“We very rapidly retooled and did a virtual field course, which admittedly is something of an oxymoron,” says Scott Persons, assistant professor of geology, who was accompanied not by his students on his summer trip to Wyoming as planned, but by his wife, Amanda Kelley, assistant professor of biology, and graduate student Brad Thompson. “But we made it work by doing a lot of time lapse filming of excavations at different sites. We also brought a drone out with us and a fancy new portable 3D scanner to scan specimens.”

Talk about making the best of a Badlands situation.

Working out of the Paleon Museum just outside Casper, the team was there for a little over a week in early July. And, in addition to unearthing parts of a Triceratops, Persons discovered Tyrannosaur footprints, as well as those of a duck-billed dinosaur that’s most likely an Edmontosaurus.

“It really was an outstanding success, which frankly makes me a little disappointed we didn’t have students there to experience it firsthand,” says Persons, who also brought back a large sample of different dinosaur teeth in his carry-on (no, TSA did not have an issue with them). “But a lot of what we discovered is stuff that needs future work, too, so it’s opened up a lot of new lines of study.”

Raptor Skeleton

To make the online class as immersive as possible, Persons used a GoPro and his smartphone mounted on a tripod to record lectures of himself excavating the bones and footprints, as well as analyzing fossils back in the museum’s lab. Supplementing the lectures were quizzes and assignments like “Mystery Quarry,” where students had to infer a number of conclusions, such as how the bones came to rest there and whether the carcass was scavenged, based on fossil clues.

Another great thing to come out of the trip: the official partnership Persons developed with the Paleon Museum. CofC will now help helm paleontology fieldwork there.

“Future students will have the experience of working in the museum, in the preparation lab, and then head out to what amounts to the museum’s backyard, where there are multiple different digs going on,” says Persons, who’s had a relationship with the museum since he went on his first hunt there in elementary school. “The digs will give them exposure to a lot of different kinds of fossil hunting.”

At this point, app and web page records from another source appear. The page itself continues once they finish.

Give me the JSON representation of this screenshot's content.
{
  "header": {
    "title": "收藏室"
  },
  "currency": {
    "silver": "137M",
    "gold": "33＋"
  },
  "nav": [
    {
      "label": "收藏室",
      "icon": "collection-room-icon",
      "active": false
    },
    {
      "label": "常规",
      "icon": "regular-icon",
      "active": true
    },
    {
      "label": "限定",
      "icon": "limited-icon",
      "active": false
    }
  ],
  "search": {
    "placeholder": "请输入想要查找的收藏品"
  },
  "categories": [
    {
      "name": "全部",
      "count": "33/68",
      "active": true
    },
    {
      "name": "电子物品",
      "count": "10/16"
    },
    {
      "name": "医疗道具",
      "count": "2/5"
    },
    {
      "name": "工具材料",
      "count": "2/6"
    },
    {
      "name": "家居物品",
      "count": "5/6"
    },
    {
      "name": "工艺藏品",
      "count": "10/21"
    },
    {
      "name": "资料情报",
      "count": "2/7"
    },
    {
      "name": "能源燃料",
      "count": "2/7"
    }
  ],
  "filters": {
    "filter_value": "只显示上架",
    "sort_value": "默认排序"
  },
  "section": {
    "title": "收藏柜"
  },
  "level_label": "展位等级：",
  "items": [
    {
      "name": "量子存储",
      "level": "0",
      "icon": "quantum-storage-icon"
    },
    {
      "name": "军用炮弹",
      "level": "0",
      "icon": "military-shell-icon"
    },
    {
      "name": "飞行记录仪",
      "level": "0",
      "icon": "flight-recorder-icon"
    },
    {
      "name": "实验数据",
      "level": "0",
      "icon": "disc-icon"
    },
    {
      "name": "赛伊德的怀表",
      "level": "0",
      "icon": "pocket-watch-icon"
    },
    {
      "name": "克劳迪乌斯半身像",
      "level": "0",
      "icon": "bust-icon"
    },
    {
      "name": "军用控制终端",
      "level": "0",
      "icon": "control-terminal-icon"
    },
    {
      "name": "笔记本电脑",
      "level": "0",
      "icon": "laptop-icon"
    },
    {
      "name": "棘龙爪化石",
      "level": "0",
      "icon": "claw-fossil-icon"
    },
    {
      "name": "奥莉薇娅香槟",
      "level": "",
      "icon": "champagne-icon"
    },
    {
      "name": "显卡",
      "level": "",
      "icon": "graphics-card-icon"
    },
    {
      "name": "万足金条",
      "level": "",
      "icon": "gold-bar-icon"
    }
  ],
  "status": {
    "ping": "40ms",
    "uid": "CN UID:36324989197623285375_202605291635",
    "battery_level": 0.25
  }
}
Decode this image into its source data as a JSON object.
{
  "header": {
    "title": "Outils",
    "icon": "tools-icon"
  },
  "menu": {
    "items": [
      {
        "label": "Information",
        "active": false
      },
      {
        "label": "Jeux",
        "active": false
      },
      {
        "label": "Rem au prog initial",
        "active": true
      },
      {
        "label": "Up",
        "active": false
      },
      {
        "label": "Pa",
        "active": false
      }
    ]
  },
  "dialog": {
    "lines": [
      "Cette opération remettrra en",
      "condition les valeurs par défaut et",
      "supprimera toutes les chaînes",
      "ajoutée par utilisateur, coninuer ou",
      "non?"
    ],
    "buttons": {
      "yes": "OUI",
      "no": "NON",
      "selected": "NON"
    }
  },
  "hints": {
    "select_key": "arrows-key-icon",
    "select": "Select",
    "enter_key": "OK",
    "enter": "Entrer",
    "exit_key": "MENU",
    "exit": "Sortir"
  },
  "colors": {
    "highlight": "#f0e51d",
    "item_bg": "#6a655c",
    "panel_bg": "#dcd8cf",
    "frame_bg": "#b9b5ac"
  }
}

The museum also made him its official research curator. “More than anything else, that shows that the museum is committed to having us back year after year to pursue other research projects,” says Persons. “And, at some point, that’s going to mean boots on the ground for CofC students.”